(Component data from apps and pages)
━━━━━━━━━━

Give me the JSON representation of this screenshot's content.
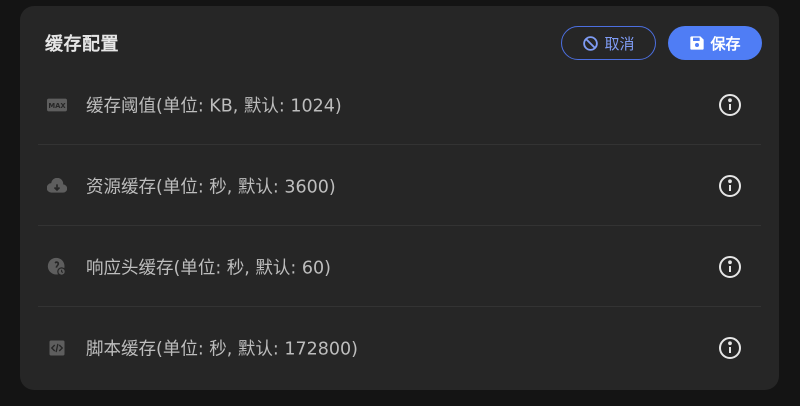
{
  "header": {
    "title": "缓存配置",
    "cancel_label": "取消",
    "save_label": "保存"
  },
  "rows": [
    {
      "icon": "max-badge-icon",
      "label": "缓存阈值(单位: KB, 默认: 1024)"
    },
    {
      "icon": "cloud-download-icon",
      "label": "资源缓存(单位: 秒, 默认: 3600)"
    },
    {
      "icon": "header-cache-icon",
      "label": "响应头缓存(单位: 秒, 默认: 60)"
    },
    {
      "icon": "code-file-icon",
      "label": "脚本缓存(单位: 秒, 默认: 172800)"
    }
  ],
  "colors": {
    "background": "#141414",
    "panel": "#262626",
    "accent": "#4f7df5",
    "cancel_border": "#4c6fe0",
    "text": "#bdbdbd"
  }
}
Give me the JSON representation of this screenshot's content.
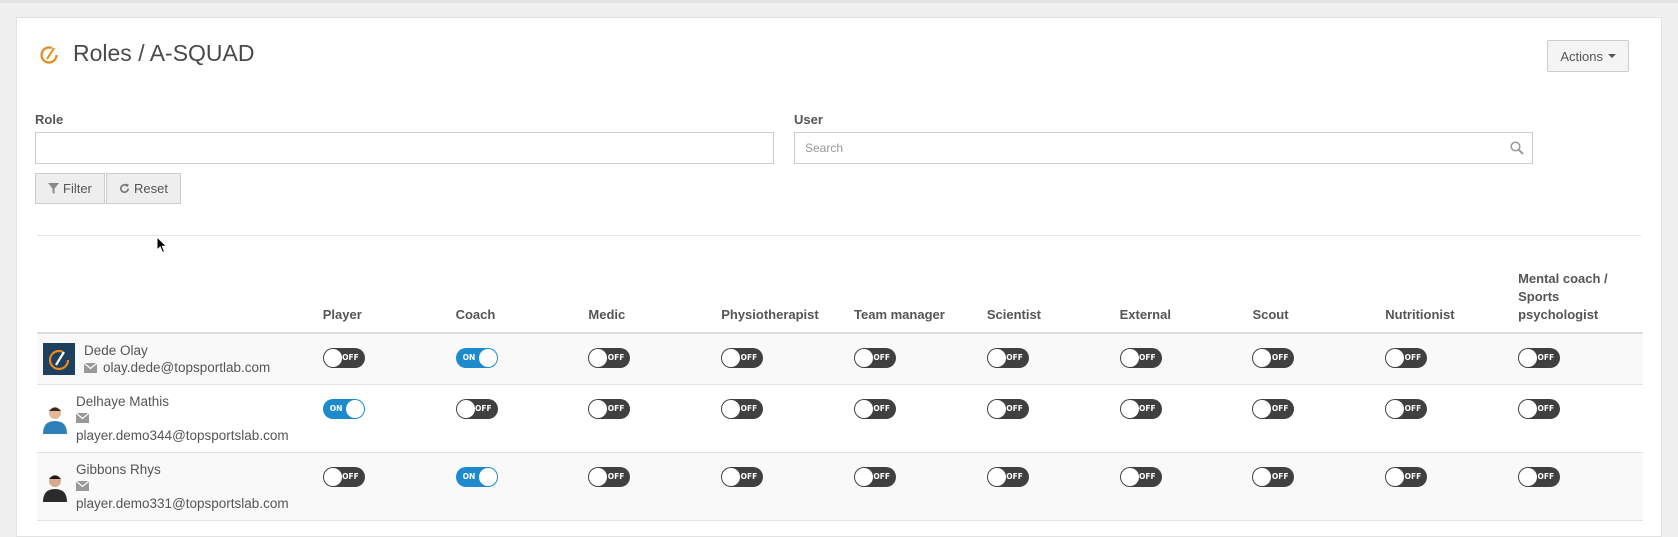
{
  "header": {
    "title": "Roles / A-SQUAD",
    "actions_label": "Actions"
  },
  "filters": {
    "role_label": "Role",
    "role_value": "",
    "user_label": "User",
    "user_placeholder": "Search",
    "filter_label": "Filter",
    "reset_label": "Reset"
  },
  "table": {
    "columns": [
      "Player",
      "Coach",
      "Medic",
      "Physiotherapist",
      "Team manager",
      "Scientist",
      "External",
      "Scout",
      "Nutritionist",
      "Mental coach / Sports psychologist"
    ],
    "rows": [
      {
        "name": "Dede Olay",
        "email": "olay.dede@topsportlab.com",
        "avatar": "club-logo",
        "roles": [
          false,
          true,
          false,
          false,
          false,
          false,
          false,
          false,
          false,
          false
        ]
      },
      {
        "name": "Delhaye Mathis",
        "email": "player.demo344@topsportslab.com",
        "avatar": "person-blue",
        "roles": [
          true,
          false,
          false,
          false,
          false,
          false,
          false,
          false,
          false,
          false
        ]
      },
      {
        "name": "Gibbons Rhys",
        "email": "player.demo331@topsportslab.com",
        "avatar": "person-dark",
        "roles": [
          false,
          true,
          false,
          false,
          false,
          false,
          false,
          false,
          false,
          false
        ]
      }
    ]
  },
  "toggle_text": {
    "on": "ON",
    "off": "OFF"
  },
  "colors": {
    "on": "#1d8acb",
    "off": "#404040",
    "brand": "#e8891d"
  }
}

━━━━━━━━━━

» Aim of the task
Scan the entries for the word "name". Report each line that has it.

» Result
        "name": "Dede Olay",
        "name": "Delhaye Mathis",
        "name": "Gibbons Rhys",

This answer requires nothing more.